Remixing Shakespeare

By BILL RODRIGUEZ  |  May 13, 2013

Not everything here is on the money. In the performance I saw, the closing scene at the tomb was far too drawn out, breaking the audience's thread of attention that had so carefully been created. The overly elaborate fight choreography is too labored and trudgingly paced to seem spontaneous. But after all, trying too hard and failing is more admirable than screeching safely to a halt before you reach your limits.

Since Romeo and Juliet is probably most people's favorite Shakespeare tragedy, much of what we hear is familiar. Some expressions will trigger a spark of recognition, such as "parting is such sweet sorrow" and "fortune's fool!" (Fortunately, the overwrought line "love is a smoke made with the fume of sighs" doesn't get heard much.) Thank you, Brown/Trinity troupe, for making an old song sound fresh and young.

< prev  1  |  2  | 
| More

Most Popular
Share this entry with Delicious
  •   A SO-SO SATIRE  |  July 02, 2014
    There’s this poor country whose medium of exchange is goats (actually, promises of parts of a goat — promissory goats).
  •   PROFOUNDLY SILLY  |  June 25, 2014
    It’s been more than a half-century since Eugène Ionesco’s first play, The Bald Soprano , was written in a burst of splenetic post-WWII exasperation over the ludicrous behavior of his species.
  •   TRIUMPH AND TRAGEDY  |  June 18, 2014
    It doesn’t hurt that Angels In America is, in several regards, the greatest American play ever written.
  •   PUNCHING THE CLOCK  |  June 18, 2014
    We come into the world, we rub our eyes, we look around and squall, and we spend the rest of our lives trying to figure out why we had to bother.
  •   MEETING OF THE MINDS  |  June 11, 2014
    The knockout production avoids digressions and keeps the interplay punchy, leaving us reeling as well.

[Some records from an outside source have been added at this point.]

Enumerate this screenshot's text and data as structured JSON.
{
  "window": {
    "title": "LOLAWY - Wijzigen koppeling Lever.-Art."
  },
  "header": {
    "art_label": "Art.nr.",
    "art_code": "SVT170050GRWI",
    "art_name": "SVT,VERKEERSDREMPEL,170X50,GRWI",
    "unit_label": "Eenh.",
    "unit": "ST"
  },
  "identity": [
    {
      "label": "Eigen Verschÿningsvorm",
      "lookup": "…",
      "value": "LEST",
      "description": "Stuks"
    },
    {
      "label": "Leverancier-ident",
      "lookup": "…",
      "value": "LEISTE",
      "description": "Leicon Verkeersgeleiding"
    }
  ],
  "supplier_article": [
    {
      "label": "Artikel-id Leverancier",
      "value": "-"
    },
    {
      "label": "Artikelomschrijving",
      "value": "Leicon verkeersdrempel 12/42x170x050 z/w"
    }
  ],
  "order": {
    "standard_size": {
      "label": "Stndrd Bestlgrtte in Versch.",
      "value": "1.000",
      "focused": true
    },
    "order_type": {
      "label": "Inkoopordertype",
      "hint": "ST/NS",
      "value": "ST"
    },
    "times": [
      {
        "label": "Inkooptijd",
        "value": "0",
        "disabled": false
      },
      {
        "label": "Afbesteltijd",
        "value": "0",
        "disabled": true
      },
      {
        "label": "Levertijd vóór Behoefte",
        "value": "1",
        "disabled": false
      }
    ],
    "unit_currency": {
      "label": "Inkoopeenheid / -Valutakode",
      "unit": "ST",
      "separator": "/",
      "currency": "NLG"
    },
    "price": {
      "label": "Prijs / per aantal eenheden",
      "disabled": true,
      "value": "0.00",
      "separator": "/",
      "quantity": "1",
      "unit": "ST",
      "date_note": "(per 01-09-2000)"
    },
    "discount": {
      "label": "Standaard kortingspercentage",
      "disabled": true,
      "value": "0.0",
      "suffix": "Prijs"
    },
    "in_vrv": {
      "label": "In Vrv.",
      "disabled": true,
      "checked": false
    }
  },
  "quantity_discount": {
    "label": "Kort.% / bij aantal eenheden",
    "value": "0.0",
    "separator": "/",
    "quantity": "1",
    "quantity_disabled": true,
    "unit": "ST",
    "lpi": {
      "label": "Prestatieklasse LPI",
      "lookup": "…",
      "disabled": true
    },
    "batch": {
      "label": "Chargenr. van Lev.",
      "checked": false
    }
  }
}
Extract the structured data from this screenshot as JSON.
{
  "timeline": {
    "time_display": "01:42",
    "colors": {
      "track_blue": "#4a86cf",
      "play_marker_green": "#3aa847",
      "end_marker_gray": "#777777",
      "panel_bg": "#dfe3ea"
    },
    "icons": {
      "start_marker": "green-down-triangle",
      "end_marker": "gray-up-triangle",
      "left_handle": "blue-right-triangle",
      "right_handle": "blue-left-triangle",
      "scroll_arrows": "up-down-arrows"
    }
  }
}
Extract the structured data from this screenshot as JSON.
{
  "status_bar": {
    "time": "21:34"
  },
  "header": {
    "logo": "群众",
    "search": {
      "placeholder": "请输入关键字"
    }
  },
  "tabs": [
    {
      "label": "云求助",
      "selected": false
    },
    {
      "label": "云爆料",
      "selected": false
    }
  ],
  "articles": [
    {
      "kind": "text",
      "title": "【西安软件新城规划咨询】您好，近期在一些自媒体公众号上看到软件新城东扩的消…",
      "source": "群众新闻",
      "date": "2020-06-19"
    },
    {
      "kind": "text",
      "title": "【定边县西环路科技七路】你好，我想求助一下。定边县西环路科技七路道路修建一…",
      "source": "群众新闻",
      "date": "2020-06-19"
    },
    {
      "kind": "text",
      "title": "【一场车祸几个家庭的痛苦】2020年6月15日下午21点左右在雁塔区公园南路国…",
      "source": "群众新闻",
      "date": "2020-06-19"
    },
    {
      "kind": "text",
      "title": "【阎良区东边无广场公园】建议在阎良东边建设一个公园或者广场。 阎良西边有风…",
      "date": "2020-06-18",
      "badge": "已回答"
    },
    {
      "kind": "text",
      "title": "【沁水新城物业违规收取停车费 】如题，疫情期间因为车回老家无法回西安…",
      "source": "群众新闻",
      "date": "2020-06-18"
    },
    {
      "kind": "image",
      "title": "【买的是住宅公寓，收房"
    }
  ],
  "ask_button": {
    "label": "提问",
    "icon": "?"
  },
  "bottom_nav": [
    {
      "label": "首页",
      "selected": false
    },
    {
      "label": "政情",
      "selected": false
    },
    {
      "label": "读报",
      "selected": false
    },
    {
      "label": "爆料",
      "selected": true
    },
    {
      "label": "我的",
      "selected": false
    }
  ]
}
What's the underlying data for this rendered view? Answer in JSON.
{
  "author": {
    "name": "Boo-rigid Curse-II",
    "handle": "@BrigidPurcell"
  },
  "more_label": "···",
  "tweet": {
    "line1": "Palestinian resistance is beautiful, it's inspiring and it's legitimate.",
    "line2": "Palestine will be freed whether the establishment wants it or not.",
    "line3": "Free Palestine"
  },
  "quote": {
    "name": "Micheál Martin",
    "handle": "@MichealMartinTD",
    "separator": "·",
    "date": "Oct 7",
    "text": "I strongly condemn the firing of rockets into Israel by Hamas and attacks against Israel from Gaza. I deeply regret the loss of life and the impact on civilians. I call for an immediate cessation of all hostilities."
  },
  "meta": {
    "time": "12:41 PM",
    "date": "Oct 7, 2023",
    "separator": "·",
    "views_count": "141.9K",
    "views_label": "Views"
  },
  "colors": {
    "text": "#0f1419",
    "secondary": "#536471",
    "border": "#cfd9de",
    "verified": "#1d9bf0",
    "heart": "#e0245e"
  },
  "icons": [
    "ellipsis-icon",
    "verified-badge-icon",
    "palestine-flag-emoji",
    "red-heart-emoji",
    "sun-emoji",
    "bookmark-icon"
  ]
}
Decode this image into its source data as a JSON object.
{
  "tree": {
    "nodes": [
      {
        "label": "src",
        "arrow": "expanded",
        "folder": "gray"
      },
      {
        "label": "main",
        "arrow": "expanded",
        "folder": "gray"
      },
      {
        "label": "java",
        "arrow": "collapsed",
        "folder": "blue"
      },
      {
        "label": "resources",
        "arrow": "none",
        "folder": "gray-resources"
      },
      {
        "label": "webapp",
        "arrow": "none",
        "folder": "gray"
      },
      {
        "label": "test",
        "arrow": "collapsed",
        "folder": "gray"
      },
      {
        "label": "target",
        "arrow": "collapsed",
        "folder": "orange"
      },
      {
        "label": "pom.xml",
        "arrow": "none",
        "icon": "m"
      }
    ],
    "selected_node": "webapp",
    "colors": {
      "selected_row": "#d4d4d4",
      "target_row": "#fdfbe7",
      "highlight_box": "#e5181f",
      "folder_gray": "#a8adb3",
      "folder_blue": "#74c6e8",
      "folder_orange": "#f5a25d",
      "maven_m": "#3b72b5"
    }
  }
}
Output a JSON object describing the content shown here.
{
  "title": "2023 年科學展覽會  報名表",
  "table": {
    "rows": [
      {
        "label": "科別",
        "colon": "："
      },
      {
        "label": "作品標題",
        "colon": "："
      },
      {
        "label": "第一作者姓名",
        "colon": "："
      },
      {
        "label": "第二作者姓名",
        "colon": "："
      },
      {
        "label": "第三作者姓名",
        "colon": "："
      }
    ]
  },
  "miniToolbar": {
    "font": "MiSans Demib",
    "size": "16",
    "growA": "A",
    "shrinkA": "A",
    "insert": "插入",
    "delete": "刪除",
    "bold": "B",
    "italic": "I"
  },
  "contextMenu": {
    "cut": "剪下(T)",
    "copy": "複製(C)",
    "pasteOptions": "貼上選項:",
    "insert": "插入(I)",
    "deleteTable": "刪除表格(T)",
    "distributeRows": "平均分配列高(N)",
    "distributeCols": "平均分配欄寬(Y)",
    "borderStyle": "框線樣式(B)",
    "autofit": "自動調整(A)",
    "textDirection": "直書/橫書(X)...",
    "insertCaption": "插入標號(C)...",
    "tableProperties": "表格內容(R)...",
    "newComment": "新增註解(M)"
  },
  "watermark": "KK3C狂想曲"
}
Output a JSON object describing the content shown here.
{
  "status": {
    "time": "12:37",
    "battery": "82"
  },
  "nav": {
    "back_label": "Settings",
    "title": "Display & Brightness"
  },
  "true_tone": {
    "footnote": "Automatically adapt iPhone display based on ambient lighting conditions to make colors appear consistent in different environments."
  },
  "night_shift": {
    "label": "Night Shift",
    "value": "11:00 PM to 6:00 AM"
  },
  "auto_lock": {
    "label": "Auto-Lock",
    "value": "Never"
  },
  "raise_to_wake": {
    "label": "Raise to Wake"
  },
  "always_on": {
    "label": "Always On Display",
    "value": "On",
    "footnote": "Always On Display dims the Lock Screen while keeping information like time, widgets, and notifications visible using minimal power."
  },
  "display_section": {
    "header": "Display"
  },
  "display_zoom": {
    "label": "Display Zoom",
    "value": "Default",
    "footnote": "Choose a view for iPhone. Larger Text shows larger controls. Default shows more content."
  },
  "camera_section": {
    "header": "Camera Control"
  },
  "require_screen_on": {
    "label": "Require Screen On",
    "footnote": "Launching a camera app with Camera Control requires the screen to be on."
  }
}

Think ' Crossfire' on the History Channel.

 See all articles by: BILL RODRIGUEZ